REQUIRED WORK >>
Copy out each line of the material below that holds the string "subtitle".

PROVIDED RECORDS >>
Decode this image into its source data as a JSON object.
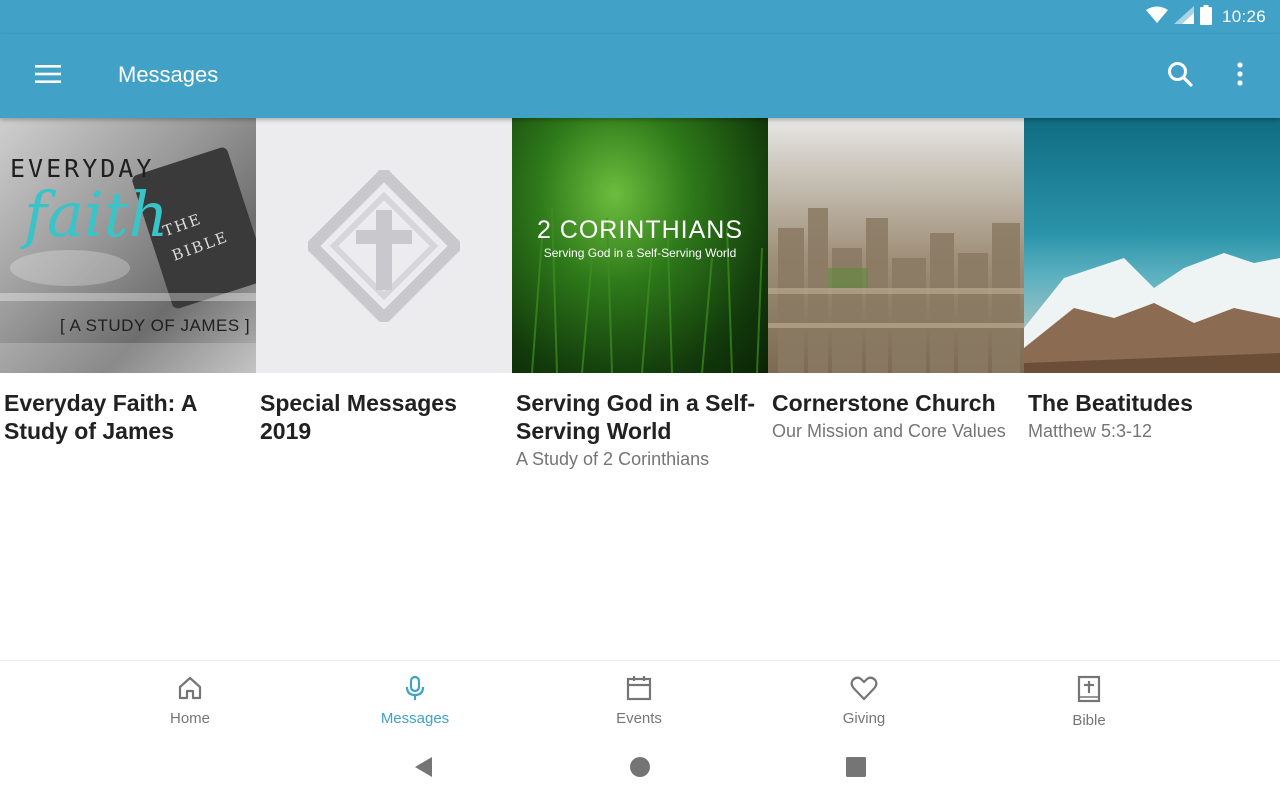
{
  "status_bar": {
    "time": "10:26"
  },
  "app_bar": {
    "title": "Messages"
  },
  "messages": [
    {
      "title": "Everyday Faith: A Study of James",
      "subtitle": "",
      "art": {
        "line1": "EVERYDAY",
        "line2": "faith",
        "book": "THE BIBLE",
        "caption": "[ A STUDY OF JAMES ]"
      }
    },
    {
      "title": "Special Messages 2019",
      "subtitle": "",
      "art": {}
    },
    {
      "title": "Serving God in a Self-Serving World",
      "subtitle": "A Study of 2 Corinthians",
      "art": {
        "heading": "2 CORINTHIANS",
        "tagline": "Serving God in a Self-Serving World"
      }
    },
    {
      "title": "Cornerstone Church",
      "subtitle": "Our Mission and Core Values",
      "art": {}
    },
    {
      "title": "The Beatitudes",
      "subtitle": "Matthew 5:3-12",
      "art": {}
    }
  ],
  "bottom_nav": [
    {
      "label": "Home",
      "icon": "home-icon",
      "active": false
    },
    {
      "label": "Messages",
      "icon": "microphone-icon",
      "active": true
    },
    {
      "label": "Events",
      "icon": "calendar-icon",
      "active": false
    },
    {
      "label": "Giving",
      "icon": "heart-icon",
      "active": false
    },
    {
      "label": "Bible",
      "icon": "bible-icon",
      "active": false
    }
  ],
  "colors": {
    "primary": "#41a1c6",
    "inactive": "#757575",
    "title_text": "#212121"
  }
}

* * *

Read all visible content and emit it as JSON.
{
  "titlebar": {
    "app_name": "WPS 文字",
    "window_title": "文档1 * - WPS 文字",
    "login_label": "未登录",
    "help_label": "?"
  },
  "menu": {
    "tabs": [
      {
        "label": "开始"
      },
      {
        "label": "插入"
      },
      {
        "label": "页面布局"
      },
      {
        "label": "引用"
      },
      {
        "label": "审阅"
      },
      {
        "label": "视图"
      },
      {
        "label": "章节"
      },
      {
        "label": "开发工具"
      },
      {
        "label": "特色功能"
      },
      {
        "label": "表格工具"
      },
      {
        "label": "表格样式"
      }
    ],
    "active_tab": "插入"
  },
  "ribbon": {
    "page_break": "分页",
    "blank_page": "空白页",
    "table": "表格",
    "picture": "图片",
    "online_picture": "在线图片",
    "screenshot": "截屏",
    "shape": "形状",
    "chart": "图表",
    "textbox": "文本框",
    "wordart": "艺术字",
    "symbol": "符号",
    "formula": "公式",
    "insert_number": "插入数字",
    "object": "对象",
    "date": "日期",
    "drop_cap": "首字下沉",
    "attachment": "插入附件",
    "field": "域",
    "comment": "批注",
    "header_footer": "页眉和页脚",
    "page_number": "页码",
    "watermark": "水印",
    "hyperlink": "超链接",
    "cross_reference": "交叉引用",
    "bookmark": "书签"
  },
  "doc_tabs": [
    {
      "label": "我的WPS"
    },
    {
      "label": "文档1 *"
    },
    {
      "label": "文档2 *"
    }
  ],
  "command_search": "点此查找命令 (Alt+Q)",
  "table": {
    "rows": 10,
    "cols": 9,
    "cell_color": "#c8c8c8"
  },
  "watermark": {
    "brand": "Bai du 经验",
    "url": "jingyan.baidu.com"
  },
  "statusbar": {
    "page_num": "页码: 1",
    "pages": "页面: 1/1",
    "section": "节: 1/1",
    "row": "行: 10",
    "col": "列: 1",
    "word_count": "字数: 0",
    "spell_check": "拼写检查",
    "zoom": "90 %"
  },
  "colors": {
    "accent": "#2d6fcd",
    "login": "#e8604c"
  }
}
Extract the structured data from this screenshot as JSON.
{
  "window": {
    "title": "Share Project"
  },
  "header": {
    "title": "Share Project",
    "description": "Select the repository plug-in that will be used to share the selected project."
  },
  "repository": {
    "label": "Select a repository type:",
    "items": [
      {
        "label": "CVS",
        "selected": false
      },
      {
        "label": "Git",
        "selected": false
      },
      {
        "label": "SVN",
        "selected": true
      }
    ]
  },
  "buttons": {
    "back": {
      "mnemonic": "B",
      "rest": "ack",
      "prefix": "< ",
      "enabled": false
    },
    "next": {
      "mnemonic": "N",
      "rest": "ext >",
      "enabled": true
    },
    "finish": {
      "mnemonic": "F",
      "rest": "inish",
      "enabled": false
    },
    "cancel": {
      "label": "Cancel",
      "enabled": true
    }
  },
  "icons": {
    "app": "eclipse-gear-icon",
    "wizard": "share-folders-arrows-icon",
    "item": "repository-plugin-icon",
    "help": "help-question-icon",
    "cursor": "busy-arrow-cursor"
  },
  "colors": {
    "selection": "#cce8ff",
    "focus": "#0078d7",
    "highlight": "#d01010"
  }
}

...

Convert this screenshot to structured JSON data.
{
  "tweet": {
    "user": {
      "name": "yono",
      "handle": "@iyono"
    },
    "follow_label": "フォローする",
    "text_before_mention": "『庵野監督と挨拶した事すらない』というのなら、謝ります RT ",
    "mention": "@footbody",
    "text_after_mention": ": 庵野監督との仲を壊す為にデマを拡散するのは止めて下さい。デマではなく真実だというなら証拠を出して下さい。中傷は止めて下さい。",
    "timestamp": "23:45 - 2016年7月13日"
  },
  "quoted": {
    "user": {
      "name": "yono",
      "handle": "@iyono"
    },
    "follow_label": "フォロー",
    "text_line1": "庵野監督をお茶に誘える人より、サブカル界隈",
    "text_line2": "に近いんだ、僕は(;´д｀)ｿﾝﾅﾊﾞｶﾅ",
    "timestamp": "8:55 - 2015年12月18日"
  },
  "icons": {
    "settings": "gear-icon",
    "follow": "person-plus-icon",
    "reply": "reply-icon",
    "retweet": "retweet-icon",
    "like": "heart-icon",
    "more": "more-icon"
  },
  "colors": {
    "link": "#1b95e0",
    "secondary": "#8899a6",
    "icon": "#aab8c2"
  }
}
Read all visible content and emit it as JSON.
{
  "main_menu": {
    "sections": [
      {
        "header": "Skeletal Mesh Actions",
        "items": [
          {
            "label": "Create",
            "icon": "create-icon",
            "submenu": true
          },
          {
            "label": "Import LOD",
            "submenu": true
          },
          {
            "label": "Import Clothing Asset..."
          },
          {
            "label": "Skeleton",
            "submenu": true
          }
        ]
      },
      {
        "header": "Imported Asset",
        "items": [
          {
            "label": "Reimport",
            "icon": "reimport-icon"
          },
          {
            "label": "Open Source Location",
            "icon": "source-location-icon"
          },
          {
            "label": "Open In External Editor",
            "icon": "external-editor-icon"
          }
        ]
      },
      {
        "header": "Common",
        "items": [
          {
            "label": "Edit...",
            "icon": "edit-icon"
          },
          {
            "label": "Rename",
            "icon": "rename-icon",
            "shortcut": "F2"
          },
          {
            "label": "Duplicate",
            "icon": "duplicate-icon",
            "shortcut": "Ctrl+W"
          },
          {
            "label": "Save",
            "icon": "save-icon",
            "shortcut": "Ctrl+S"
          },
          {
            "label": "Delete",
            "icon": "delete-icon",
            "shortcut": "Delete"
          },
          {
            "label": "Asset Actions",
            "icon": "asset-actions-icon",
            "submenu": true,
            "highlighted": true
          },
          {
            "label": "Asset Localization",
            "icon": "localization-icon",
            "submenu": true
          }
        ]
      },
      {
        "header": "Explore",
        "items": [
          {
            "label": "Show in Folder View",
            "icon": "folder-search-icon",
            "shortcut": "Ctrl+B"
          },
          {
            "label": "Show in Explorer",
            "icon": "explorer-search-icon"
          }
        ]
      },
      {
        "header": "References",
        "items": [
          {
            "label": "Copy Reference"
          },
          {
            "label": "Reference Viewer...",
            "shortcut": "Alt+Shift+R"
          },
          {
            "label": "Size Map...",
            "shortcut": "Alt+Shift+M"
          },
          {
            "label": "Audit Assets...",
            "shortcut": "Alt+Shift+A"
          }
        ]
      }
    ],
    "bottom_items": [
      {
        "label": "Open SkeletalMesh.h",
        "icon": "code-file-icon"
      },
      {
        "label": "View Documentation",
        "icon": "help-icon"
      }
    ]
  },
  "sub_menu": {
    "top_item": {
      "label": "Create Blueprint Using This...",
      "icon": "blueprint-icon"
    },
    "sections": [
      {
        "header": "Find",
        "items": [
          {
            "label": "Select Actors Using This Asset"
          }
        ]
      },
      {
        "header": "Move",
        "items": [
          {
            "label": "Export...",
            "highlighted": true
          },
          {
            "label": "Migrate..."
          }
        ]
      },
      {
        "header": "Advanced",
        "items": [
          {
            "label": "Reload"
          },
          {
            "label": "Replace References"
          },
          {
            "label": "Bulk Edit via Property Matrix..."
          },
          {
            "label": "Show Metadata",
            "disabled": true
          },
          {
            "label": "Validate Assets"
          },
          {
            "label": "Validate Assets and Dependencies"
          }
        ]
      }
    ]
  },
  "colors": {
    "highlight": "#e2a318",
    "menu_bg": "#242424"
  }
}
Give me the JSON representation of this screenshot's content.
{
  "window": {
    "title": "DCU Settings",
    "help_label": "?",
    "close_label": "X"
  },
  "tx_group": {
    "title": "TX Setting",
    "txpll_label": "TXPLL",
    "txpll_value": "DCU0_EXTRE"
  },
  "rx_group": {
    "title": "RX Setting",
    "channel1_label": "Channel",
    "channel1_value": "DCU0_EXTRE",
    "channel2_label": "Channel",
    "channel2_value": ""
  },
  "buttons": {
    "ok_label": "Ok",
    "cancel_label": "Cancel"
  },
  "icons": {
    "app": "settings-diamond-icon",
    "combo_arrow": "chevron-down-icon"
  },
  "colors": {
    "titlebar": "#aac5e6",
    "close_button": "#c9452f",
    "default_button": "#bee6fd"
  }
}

SOLUTION FOR THIS TASK >>
      "subtitle": "",
      "subtitle": "",
      "subtitle": "A Study of 2 Corinthians",
      "subtitle": "Our Mission and Core Values",
      "subtitle": "Matthew 5:3-12",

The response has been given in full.